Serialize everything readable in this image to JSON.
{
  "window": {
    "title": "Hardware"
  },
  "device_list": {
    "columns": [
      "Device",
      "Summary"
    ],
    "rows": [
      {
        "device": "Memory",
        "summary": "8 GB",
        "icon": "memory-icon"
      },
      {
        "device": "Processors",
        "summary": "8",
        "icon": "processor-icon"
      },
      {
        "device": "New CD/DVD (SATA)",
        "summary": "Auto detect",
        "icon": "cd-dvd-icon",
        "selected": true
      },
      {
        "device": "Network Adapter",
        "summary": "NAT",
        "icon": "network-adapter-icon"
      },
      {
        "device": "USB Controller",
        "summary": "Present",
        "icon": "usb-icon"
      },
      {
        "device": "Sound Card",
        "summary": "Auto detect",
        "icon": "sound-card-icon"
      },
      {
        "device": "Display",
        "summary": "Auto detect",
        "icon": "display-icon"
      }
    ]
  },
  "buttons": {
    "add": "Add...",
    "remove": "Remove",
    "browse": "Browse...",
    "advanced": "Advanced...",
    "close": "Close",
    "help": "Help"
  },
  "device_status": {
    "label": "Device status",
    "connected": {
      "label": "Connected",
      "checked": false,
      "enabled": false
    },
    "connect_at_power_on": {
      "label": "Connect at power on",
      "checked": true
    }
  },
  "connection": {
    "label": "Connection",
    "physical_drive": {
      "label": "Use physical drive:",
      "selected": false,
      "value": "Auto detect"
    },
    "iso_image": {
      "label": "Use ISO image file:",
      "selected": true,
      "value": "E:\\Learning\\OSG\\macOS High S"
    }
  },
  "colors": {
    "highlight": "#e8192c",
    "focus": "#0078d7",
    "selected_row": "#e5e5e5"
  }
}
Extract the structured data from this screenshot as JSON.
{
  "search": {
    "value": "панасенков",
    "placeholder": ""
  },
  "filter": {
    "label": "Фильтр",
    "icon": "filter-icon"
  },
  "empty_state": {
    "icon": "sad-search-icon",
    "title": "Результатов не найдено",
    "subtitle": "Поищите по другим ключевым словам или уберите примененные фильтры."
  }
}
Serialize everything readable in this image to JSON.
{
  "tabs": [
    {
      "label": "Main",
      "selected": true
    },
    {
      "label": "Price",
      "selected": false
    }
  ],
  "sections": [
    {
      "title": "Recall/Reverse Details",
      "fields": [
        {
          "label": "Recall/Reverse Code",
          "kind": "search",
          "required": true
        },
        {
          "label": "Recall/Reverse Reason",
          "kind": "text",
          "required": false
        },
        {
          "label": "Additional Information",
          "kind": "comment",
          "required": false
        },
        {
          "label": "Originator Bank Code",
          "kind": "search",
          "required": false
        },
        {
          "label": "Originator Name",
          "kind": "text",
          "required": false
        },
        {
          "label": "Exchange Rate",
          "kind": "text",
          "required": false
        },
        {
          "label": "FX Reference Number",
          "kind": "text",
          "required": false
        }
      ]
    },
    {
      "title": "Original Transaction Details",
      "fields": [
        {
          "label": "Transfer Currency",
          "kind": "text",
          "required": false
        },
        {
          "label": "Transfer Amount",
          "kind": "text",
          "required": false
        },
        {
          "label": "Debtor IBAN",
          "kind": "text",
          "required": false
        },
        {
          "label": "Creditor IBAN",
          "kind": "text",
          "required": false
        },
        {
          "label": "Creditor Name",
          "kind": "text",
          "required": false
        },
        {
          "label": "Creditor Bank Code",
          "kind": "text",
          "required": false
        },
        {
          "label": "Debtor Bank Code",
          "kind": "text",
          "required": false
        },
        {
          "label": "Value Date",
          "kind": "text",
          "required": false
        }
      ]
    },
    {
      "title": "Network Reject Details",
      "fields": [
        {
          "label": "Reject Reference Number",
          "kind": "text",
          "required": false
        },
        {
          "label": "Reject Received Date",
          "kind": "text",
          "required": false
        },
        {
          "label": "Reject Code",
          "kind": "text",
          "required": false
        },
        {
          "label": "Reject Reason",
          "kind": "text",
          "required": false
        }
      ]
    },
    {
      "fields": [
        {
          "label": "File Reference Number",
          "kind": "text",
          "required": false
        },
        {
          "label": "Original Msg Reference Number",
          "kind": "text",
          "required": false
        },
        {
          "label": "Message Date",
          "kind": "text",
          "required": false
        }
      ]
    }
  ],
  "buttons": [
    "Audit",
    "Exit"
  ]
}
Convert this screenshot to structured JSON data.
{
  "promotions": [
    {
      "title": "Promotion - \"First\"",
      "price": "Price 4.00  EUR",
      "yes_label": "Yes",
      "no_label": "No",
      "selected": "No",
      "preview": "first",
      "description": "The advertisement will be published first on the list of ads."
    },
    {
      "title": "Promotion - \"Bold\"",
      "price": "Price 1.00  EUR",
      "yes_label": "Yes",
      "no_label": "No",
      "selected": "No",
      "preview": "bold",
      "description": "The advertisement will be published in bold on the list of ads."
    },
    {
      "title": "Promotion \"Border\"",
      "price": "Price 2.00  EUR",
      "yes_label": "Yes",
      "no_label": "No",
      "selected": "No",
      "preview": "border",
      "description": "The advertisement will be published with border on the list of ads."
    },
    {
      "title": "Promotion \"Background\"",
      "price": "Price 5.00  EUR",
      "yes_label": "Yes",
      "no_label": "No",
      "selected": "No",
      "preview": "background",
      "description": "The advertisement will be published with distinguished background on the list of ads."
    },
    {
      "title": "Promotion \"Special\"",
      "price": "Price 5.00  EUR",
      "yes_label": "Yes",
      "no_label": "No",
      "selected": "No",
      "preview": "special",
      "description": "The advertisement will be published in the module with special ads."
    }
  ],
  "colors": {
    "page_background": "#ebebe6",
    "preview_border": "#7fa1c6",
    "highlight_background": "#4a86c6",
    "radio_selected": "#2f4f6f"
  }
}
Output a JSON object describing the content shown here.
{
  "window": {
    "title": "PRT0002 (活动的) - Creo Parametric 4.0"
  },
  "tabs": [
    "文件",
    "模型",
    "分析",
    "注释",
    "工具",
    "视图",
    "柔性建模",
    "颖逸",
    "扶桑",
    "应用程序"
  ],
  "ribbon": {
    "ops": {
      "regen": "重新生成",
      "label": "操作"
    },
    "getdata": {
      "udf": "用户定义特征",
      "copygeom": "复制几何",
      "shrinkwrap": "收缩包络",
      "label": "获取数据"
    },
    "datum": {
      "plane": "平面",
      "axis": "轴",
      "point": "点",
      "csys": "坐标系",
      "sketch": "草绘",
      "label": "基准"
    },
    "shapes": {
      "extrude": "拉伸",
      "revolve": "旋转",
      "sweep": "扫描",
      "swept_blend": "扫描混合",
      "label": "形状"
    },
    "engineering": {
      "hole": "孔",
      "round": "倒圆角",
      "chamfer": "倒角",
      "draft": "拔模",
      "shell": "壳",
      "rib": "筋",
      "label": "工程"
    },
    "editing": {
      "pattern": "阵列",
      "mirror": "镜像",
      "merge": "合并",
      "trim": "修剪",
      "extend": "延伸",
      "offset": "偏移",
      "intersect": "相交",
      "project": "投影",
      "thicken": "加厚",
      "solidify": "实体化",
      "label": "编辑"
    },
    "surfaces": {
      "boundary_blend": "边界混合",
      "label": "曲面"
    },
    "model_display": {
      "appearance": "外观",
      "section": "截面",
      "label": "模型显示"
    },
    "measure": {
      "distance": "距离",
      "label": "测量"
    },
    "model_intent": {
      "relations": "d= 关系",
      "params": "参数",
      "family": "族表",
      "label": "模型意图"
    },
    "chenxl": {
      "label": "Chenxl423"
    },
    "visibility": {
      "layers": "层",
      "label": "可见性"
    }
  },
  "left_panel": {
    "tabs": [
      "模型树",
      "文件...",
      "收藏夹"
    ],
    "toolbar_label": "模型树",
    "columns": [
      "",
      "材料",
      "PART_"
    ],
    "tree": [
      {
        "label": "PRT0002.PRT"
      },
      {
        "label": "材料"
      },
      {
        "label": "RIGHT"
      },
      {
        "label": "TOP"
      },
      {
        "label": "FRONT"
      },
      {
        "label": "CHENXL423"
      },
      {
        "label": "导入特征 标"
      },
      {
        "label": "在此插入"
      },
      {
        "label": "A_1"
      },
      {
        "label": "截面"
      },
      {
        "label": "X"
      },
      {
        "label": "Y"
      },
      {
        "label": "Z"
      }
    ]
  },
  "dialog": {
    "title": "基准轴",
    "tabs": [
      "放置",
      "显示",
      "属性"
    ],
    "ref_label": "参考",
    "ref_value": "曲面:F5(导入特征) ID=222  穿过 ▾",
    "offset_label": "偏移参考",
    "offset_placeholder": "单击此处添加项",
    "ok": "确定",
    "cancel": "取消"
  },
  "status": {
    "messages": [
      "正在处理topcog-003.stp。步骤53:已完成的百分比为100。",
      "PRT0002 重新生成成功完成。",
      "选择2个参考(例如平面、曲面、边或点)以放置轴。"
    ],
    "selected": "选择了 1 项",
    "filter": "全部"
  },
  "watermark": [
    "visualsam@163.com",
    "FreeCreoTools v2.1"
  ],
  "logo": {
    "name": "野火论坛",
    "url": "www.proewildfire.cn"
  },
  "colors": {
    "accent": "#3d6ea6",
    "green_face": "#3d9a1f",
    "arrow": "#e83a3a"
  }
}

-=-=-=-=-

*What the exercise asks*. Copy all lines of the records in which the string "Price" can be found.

*Result below*.
      "label": "Price",
      "price": "Price 4.00  EUR",
      "price": "Price 1.00  EUR",
      "price": "Price 2.00  EUR",
      "price": "Price 5.00  EUR",
      "price": "Price 5.00  EUR",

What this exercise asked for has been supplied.